- Elevance Health could see an approximately $500 million hit to its quality bonus revenue in 2025 after offsets from contracting provisions due to drops in its 2024 Medicare Advantage star ratings, Elevance CEO Gail Boudreaux said during a Wednesday call on the insurer’s third-quarter earnings results.
- The insurer’s three largest MA plans will experience a drop in 2024 star ratings after the CMS released its stars report on Friday. Boudreaux said management was “extremely disappointed” with the star ratings, adding that the insurer experienced declines in heavily weighted survey scores and was impacted by the new methodology used to calculate ratings.
- Elevance notched $42.5 billion in operating revenue in the third quarter, a 7.2% increase from the prior year period. The insurer raised its adjusted earnings outlook for 2023 and reported a $697 million business optimization charge related to job cuts and a strategic review.
Boudreaux said on the earnings call that the insurer was actively seeking ways to mitigate the financial impact of its MA star ratings drop and has outlined a plan to improve its stars performance in the future.
The CMS’ 2024 star ratings, released on Friday, are key financial indicators for insurers that impact 2025 payment years. Plans with four or more stars receive a 5% quality bonus adjustment for the following year and have their benchmark increased.
Elevance projects that the percentage of MA members in plans with four or more stars will drop to 34% in 2024, from approximately 64% this year, according to a Oct. 13 filing with the Securities and Exchange Commission.
“As [the CFO] and I both shared, we've already aggressively begun to mitigate that headwind for ‘25. And we do have a number of levers at our disposal — including contracts, diversification, operating expense efficiencies, capital deployment and looking at targeting network and product enhancements,” Boudreaux said.
The insurer’s adjusted earnings in the third quarter, which exclude one-time items, “handily” beat Wall Street expectations, according to an analyst note from TD Cowen. Elevance’s health benefits platform recorded $36 billion in operating revenue, representing a 4.8% growth from the prior year period. Carelon, Elevance’s health services arm, grew operating revenue over 14% year over year in the third quarter, notching $11.9 billion in operating revenue.
Elevance now expects its annual net income earnings to be greater than $26.40 per share. Last quarter, the insurer expected net income of at least $29.09 per share in 2023. The insurer’s adjusted earnings outlook, which excludes one-time items, is now expected to be $33.00 per share, up from $32.85 projected in the prior quarter.
The insurer recorded a one-time $697 million optimization charge in the third quarter. The optimization charge stemmed from a strategic review and included job cuts, write-offs of information technology assets and charges associated with closing data centers and offices. Elevance confirmed that it had made “adjustments” to its resources last week after employees took to social media to report job cuts.

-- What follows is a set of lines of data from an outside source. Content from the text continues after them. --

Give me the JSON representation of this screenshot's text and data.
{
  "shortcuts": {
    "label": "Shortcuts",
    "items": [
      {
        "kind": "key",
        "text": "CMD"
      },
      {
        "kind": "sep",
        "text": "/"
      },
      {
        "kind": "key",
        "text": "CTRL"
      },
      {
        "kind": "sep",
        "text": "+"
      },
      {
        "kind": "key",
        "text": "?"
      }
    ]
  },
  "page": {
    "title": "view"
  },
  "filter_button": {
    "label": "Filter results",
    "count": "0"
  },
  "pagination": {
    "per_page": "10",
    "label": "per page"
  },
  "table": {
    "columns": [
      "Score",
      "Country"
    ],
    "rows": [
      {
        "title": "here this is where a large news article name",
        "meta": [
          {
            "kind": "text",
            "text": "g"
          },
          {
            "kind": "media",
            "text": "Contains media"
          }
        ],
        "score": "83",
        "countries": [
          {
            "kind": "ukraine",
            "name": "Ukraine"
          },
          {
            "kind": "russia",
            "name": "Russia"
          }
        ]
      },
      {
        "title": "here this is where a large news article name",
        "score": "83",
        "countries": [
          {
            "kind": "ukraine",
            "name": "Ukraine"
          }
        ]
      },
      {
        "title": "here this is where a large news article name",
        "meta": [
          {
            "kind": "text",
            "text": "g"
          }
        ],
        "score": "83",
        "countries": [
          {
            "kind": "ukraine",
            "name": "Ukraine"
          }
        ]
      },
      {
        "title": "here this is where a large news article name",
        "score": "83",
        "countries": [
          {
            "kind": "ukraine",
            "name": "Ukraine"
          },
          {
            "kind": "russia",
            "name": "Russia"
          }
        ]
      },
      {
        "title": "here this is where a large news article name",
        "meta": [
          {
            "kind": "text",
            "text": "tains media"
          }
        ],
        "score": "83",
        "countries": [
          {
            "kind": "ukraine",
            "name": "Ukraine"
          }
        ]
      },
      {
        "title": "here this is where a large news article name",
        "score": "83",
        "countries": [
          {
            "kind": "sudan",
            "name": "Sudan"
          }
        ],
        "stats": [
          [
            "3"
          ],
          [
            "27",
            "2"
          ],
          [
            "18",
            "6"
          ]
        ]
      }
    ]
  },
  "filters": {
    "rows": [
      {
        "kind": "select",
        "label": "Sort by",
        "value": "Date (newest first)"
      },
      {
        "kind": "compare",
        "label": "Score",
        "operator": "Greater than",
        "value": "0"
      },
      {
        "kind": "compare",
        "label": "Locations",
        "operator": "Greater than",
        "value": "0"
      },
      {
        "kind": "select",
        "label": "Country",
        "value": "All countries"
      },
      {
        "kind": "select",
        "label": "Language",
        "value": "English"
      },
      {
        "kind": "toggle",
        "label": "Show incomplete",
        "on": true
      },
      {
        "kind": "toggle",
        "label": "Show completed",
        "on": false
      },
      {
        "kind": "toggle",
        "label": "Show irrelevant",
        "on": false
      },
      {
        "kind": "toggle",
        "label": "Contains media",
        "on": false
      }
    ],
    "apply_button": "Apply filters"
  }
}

Elevance’s medical membership in the third quarter decreased by 664,000, driven by a loss of Medicaid members. States were allowed to begin disenrolling Medicaid members from the safety-net program this spring after pandemic-era continuous enrollment provisions lapsed. The insurer’s total medical membership was 47.3 million as of Sept. 30.
Elevance CFO John Gallina said Medicaid redeterminations have been “very much front-loaded” for the payer, and that it’s experiencing enrollees who lose coverage for administrative reasons and then reenroll shortly after or transition to Affordable Care Act plans.
The payer still expects it’s going to retain about 40% to 45% of its Medicaid members, Gallina said during the conference call. The CFO said it expects to lose about 930,000 in Medicaid members.
Elevance reported a medical loss ratio of 86.8% in the third quarter